The Office of the U.S. Trade Representative on Wednesday said it was set to end its trade retaliation case against India after Washington and New Delhi agreed on a global tax transition deal that will remove Indian tax on digital services.
The USTR said the agreement between the US Treasury and the Indian Ministry of Finance applies the same terms as those agreed with Austria, Britain, France, Italy, Spain and Turkey, but with a slightly later implementation date.
The pact follows an agreement in principle signed in October by 136 countries to withdraw their taxes on digital services as part of a broad global tax deal agreed on October 8 to adopt a global minimum corporate tax of 15% and grant certain taxing rights to large profitable companies for market countries.

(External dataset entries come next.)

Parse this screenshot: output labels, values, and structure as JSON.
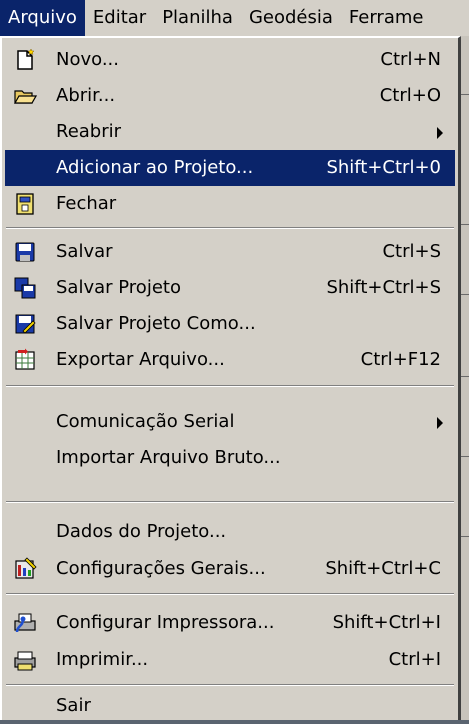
{
  "menubar": {
    "items": [
      "Arquivo",
      "Editar",
      "Planilha",
      "Geodésia",
      "Ferrame"
    ],
    "active": "Arquivo"
  },
  "menu": {
    "items": [
      {
        "label": "Novo...",
        "shortcut": "Ctrl+N",
        "icon": "new-document-icon"
      },
      {
        "label": "Abrir...",
        "shortcut": "Ctrl+O",
        "icon": "open-folder-icon"
      },
      {
        "label": "Reabrir",
        "shortcut": "",
        "icon": "",
        "submenu": true
      },
      {
        "label": "Adicionar ao Projeto...",
        "shortcut": "Shift+Ctrl+0",
        "icon": "",
        "highlighted": true
      },
      {
        "label": "Fechar",
        "shortcut": "",
        "icon": "close-file-icon"
      },
      {
        "label": "Salvar",
        "shortcut": "Ctrl+S",
        "icon": "save-disk-icon"
      },
      {
        "label": "Salvar Projeto",
        "shortcut": "Shift+Ctrl+S",
        "icon": "save-project-icon"
      },
      {
        "label": "Salvar Projeto Como...",
        "shortcut": "",
        "icon": "save-project-as-icon"
      },
      {
        "label": "Exportar Arquivo...",
        "shortcut": "Ctrl+F12",
        "icon": "export-file-icon"
      },
      {
        "label": "Comunicação Serial",
        "shortcut": "",
        "icon": "",
        "submenu": true
      },
      {
        "label": "Importar Arquivo Bruto...",
        "shortcut": "",
        "icon": ""
      },
      {
        "label": "Dados do Projeto...",
        "shortcut": "",
        "icon": ""
      },
      {
        "label": "Configurações Gerais...",
        "shortcut": "Shift+Ctrl+C",
        "icon": "general-settings-icon"
      },
      {
        "label": "Configurar Impressora...",
        "shortcut": "Shift+Ctrl+I",
        "icon": "printer-setup-icon"
      },
      {
        "label": "Imprimir...",
        "shortcut": "Ctrl+I",
        "icon": "print-icon"
      },
      {
        "label": "Sair",
        "shortcut": "",
        "icon": ""
      }
    ]
  },
  "colors": {
    "highlight": "#0a246a",
    "menu_bg": "#d4d0c8",
    "highlight_text": "#ffffff"
  }
}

Countries agreed not to impose new taxes on digital services before the implementation of the OECD tax deal by the end of 2023, but agreements were to be reached with seven countries that had taxes. digital media largely targeting US tech giants, including Google, Facebook, and Amazon.com. .
The deal between Washington and New Delhi puts the seven countries in a transitional deal and came after US Trade Representative Katherine Tai concluded a trip to India to discuss increased trade cooperation on agricultural and other products.

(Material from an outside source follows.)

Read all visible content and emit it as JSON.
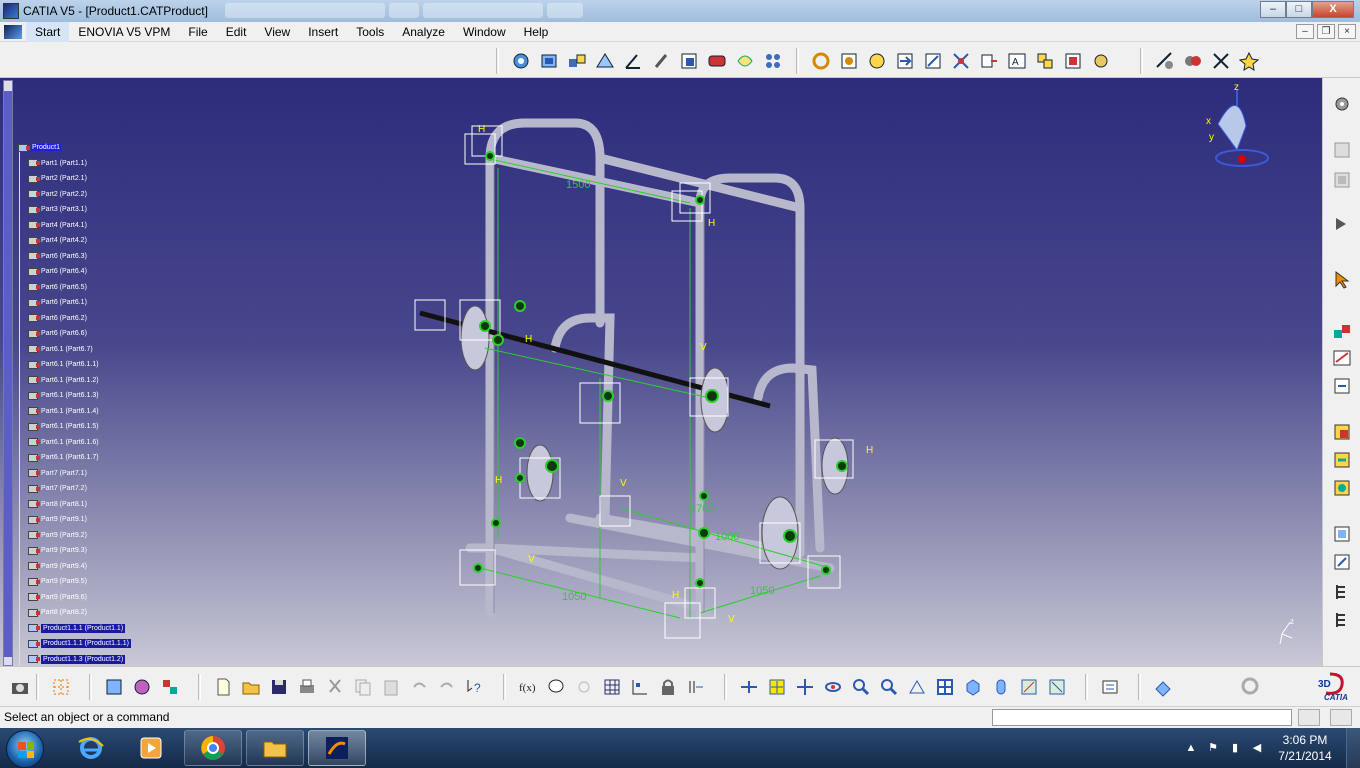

Under agreed opt-out terms, countries can continue to levy taxes on digital services until the new regime is put in place. But for Turkey and European countries, any taxes collected after January 2022 that exceed what businesses would have to pay under the new rules would be credited against future corporate tax obligations in those countries.
The USTR said for India, the start date for these credits has been pushed back to April 1, 2022, with a three-month extension beyond the end of 2023 if the OECD tax agreement does not. is not implemented by then.